better future, an “impulse toward upward development.”
A Major Motive: Will to Power
Adler originally theorized that a major motive was will to power (the striving to feel strong
and powerful in interacting with the world). One wants to avoid feelings of weakness or
inferiority. Feelings of inferiority can motivate personal growth but they can also disable
rather than motivate. Whether inferiority facilitates growth or disables a person is a matter of
personal attitude. This can manifest in impaired personal adjustment or difficulty in personal
relationships (Pervin, 1989). One may develop an inferiority complex—a condition of being
overwhelmed by one’s feelings of inferiority rather than being motivated toward success by
The concept will to power was eventually abandoned in favor of striving for superiority (an
upward drive leading to perfection, completion, and wholeness). With this transformation,
organ inferiority was re-conceptualized.
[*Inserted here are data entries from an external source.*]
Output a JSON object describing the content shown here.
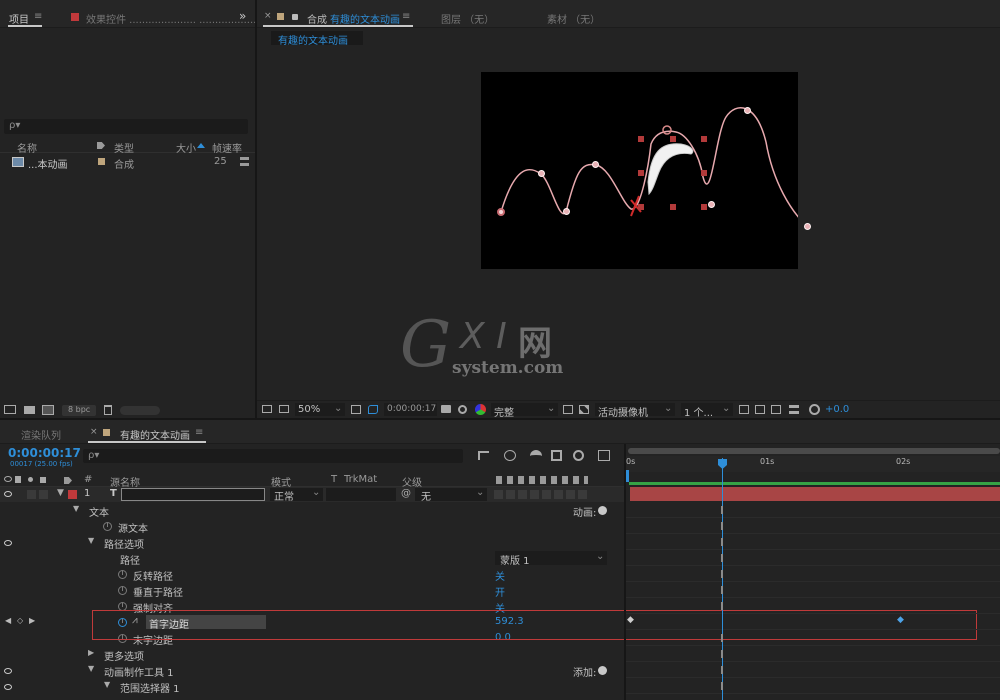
{
  "project_panel": {
    "tab_project": "项目",
    "tab_effects": "效果控件 ..................... ......................",
    "search_placeholder": "ρ▾",
    "columns": {
      "name": "名称",
      "type": "类型",
      "size": "大小",
      "fps": "帧速率"
    },
    "item": {
      "name": "...本动画",
      "type": "合成",
      "fps": "25"
    },
    "bpc": "8 bpc"
  },
  "composition_panel": {
    "tab_prefix": "合成",
    "comp_name": "有趣的文本动画",
    "tab_layer": "图层 （无）",
    "tab_footage": "素材 （无）",
    "breadcrumb": "有趣的文本动画",
    "toolbar": {
      "zoom": "50%",
      "timecode": "0:00:00:17",
      "resolution": "完整",
      "camera": "活动摄像机",
      "views": "1 个...",
      "exposure": "+0.0"
    }
  },
  "watermark": {
    "brand_g": "G",
    "brand_xi": "X I",
    "brand_cn": "网",
    "domain": "system.com"
  },
  "timeline": {
    "tab_render": "渲染队列",
    "comp_name": "有趣的文本动画",
    "timecode": "0:00:00:17",
    "frame_info": "00017 (25.00 fps)",
    "search_placeholder": "ρ▾",
    "headers": {
      "num": "#",
      "source": "源名称",
      "mode": "模式",
      "t": "T",
      "trkmat": "TrkMat",
      "parent": "父级"
    },
    "layer": {
      "num": "1",
      "mode": "正常",
      "parent": "无"
    },
    "ruler": [
      "0s",
      "01s",
      "02s"
    ],
    "tree": [
      {
        "label": "文本",
        "right": "动画:"
      },
      {
        "label": "源文本"
      },
      {
        "label": "路径选项"
      },
      {
        "label": "路径",
        "value": "蒙版 1"
      },
      {
        "label": "反转路径",
        "value": "关"
      },
      {
        "label": "垂直于路径",
        "value": "开"
      },
      {
        "label": "强制对齐",
        "value": "关"
      },
      {
        "label": "首字边距",
        "value": "592.3"
      },
      {
        "label": "末字边距",
        "value": "0.0"
      },
      {
        "label": "更多选项"
      },
      {
        "label": "动画制作工具 1",
        "right": "添加:"
      },
      {
        "label": "范围选择器 1"
      }
    ]
  }
}
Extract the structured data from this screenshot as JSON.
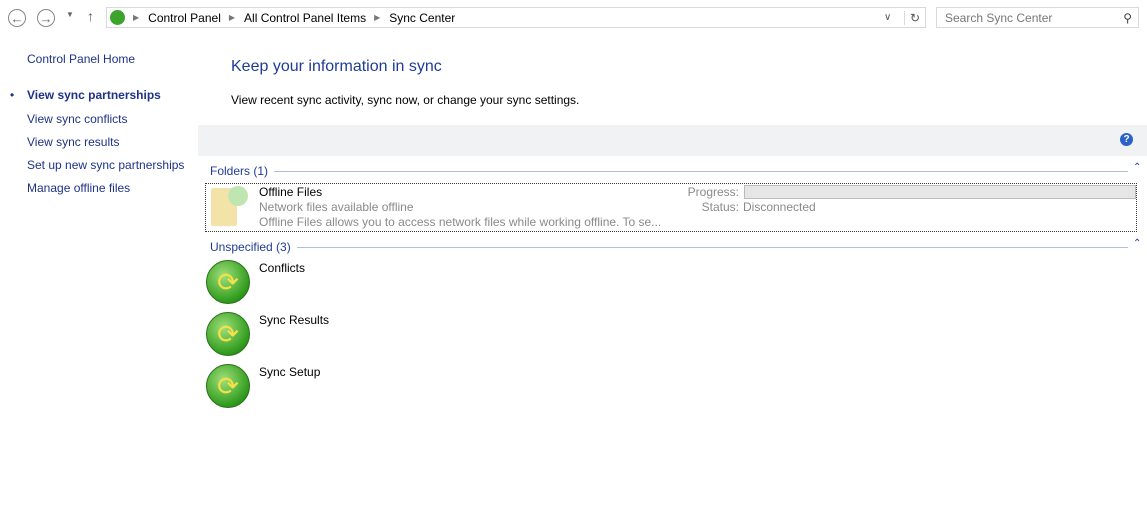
{
  "nav": {
    "breadcrumb": [
      "Control Panel",
      "All Control Panel Items",
      "Sync Center"
    ],
    "search_placeholder": "Search Sync Center"
  },
  "sidebar": {
    "home": "Control Panel Home",
    "items": [
      "View sync partnerships",
      "View sync conflicts",
      "View sync results",
      "Set up new sync partnerships",
      "Manage offline files"
    ]
  },
  "main": {
    "title": "Keep your information in sync",
    "subtitle": "View recent sync activity, sync now, or change your sync settings.",
    "groups": [
      {
        "header": "Folders (1)"
      },
      {
        "header": "Unspecified (3)"
      }
    ],
    "offline": {
      "name": "Offline Files",
      "line1": "Network files available offline",
      "line2": "Offline Files allows you to access network files while working offline. To se...",
      "progress_label": "Progress:",
      "status_label": "Status:",
      "status": "Disconnected",
      "progress": 0
    },
    "items": [
      "Conflicts",
      "Sync Results",
      "Sync Setup"
    ]
  }
}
It referred to any feeling of weakness arising from
incompletion or imperfection in any sphere of life. Associated with striving for superiority
was the concept of social feeling and, when that fails, there is its opposite mistaken lifestyle—
any lifestyle lacking sufficient social interest. The well-adjusted individual strives for
superiority and wholeness in the environment while expressing a love for and communion
with other people.
As an individual person, and after World War I, he developed socialist tendencies spurred by
the famine and poverty in Austria. Between World War I and 1934 he promoted 31
systematic couples and family counseling/education centers in Europe. In 1922 he proposed
that children should be prepared and educated for the community. From a community feeling
and spirit would come the leaders of the future. In 1927, he established 22 child guidance
clinics. Psychologists he believed had a responsibility to the welfare of society:
child from becoming a part of the community and from feeling at home in the world.
And which allow him to grow up as though he lived in an enemy country. Thus the
psychologist must work against nationalism when it is so poorly understood that it
harms mankind as a whole; against wars of conquest, revenge and prestige; against
unemployment which plunges people into hopelessness; and against all other
obstacles which interfere with the spreading of social interest in the family, the
school, and the society at large. (Adler, 1935, in Rudmin and Ansbacher, 1989)
Adler, A. (1938). Social interest: A challenge to mankind. London: Faber & Faber.
Aikins, H. A. (1927). Woman and the masculine protest. Journal of Abnormal and Social
Pervin, L. A. (1989). Personality: Theory and research (5th ed.). New York: John Wiley &
Rudmin, F. W. and Ansbacher, H. L. (1989). Anti-war psychologists: Alfred Adler.